What this task involves: If a line of the records contains the string "window", copy it out.

Excerpts from an interface dataset:
----
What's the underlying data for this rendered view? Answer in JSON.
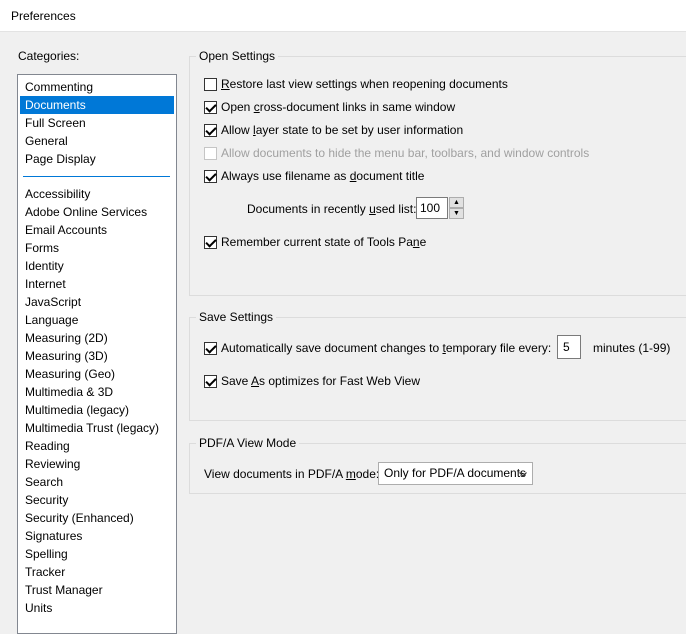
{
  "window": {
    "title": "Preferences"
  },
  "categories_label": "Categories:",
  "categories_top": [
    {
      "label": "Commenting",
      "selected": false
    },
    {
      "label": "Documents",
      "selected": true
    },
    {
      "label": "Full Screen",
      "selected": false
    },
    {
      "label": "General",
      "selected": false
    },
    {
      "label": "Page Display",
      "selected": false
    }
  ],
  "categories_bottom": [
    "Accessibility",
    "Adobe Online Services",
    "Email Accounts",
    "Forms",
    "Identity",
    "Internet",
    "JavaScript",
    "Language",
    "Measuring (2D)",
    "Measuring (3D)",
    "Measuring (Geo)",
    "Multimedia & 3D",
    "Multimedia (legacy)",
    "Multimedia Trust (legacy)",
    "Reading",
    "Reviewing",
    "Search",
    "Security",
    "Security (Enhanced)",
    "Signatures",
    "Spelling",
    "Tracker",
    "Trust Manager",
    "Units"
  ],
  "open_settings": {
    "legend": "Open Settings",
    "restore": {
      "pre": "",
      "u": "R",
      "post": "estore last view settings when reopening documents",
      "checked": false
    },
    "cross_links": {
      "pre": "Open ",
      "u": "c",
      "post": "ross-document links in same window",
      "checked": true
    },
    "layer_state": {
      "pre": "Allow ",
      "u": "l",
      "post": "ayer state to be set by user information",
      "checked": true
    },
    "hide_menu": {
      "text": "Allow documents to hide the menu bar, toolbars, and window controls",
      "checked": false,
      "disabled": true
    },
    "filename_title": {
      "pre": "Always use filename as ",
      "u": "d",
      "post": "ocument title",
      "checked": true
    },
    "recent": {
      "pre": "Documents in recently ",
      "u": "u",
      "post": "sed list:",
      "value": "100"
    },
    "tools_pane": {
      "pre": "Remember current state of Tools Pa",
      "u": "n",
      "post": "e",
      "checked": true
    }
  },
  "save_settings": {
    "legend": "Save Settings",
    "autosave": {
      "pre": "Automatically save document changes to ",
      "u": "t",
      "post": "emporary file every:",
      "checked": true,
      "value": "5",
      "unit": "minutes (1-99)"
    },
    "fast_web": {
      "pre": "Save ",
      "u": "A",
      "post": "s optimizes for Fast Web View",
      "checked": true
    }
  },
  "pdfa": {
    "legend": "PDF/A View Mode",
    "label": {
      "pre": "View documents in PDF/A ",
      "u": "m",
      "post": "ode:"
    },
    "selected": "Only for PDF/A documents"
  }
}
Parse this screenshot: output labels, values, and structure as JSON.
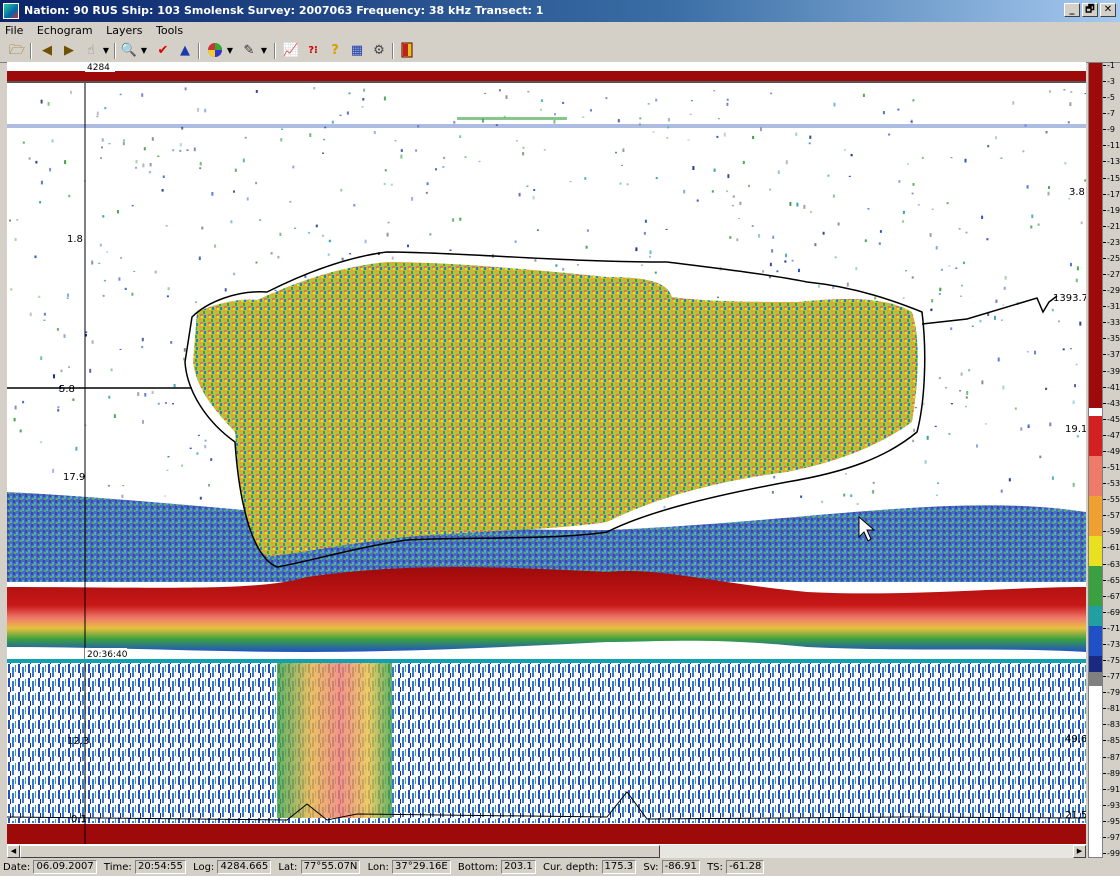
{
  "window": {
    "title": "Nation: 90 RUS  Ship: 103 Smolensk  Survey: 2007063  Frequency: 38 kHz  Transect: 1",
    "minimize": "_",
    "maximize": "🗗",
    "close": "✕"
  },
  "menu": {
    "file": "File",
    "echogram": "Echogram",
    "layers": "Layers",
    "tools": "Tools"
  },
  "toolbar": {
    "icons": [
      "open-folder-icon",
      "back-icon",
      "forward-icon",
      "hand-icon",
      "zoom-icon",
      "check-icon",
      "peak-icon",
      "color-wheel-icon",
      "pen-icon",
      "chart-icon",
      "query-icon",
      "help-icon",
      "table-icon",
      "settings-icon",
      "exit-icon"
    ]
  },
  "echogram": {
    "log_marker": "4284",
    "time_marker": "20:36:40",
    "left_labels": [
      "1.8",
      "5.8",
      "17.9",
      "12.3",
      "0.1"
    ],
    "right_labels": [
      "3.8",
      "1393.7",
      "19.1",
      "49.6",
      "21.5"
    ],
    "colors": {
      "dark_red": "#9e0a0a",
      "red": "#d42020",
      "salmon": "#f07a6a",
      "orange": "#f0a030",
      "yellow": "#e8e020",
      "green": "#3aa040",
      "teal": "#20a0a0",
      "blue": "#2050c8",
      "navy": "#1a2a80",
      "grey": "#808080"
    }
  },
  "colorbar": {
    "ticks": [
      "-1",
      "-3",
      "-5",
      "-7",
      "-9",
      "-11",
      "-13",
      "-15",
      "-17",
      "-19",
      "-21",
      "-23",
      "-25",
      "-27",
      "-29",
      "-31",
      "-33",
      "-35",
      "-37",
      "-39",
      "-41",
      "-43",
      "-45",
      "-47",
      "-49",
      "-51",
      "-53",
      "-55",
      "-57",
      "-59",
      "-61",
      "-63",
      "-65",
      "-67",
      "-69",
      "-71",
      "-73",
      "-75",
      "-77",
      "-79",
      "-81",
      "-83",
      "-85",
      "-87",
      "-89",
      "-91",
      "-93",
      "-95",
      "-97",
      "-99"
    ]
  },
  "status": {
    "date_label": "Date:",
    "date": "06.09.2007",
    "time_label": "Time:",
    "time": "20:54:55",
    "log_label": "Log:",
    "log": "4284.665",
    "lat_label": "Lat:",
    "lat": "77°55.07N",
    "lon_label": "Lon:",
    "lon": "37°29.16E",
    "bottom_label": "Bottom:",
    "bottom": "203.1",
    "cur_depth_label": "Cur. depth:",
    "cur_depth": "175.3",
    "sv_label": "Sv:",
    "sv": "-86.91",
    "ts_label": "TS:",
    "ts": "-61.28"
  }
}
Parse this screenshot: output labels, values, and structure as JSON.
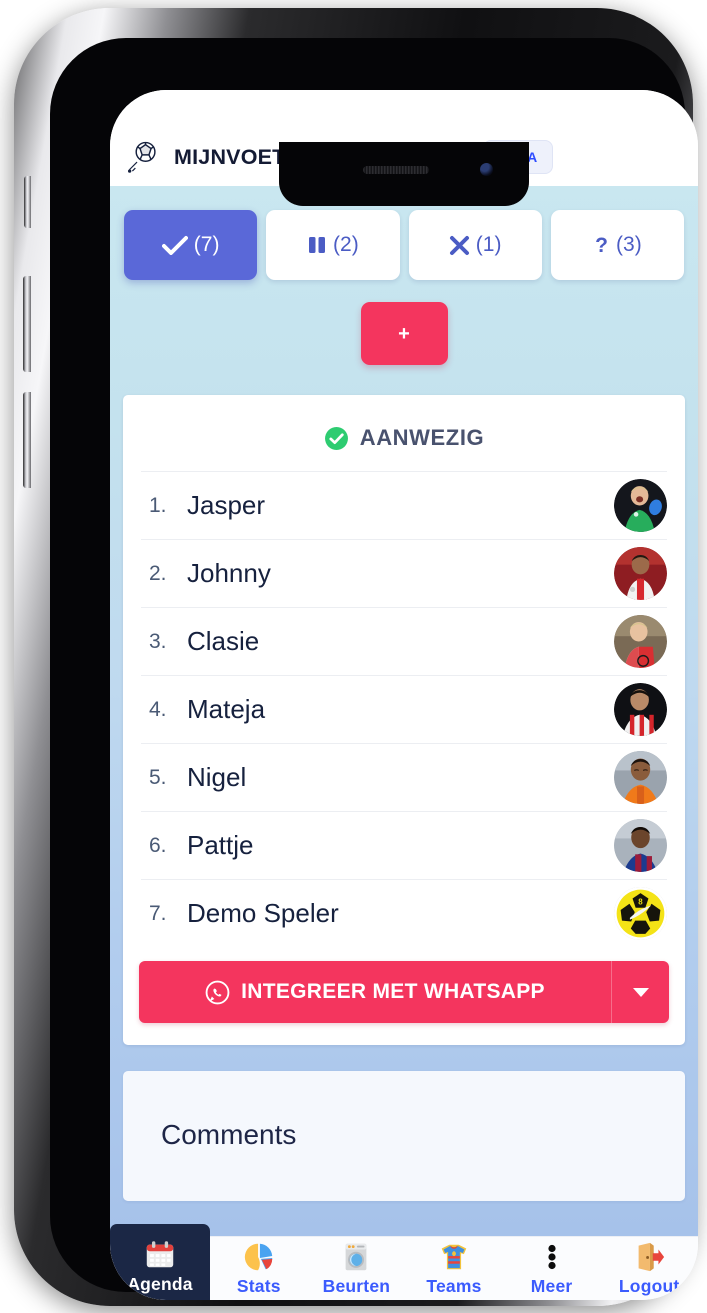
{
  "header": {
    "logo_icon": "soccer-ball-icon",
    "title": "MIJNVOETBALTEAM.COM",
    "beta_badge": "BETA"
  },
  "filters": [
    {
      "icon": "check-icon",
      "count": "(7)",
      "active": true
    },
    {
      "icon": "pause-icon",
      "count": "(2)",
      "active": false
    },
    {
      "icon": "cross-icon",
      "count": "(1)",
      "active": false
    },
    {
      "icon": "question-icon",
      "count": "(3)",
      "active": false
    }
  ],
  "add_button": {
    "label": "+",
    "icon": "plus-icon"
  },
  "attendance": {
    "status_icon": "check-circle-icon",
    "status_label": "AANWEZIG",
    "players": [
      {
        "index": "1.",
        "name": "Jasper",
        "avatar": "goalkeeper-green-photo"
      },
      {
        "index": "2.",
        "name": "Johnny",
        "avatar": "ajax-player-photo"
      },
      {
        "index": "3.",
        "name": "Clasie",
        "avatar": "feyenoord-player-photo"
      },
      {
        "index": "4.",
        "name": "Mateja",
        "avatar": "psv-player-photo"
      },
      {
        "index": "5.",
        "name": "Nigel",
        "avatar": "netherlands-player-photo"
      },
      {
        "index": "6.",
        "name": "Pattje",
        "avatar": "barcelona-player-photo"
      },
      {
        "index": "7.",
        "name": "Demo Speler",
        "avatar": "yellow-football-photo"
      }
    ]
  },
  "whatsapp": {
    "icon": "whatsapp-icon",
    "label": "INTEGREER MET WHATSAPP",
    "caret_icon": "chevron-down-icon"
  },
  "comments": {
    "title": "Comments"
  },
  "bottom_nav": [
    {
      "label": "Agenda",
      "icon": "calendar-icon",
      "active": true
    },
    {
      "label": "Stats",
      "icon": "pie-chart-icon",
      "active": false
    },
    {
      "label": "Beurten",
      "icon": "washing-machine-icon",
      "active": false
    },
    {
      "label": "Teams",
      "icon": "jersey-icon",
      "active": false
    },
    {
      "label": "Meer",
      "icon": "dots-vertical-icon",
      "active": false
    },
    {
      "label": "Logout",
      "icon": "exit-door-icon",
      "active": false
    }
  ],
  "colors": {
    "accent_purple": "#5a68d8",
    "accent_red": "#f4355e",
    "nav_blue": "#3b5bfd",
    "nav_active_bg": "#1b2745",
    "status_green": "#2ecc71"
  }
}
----
Result of this exercise:
  "window": {
      "post": "ross-document links in same window",
      "text": "Allow documents to hide the menu bar, toolbars, and window controls",
  "window": {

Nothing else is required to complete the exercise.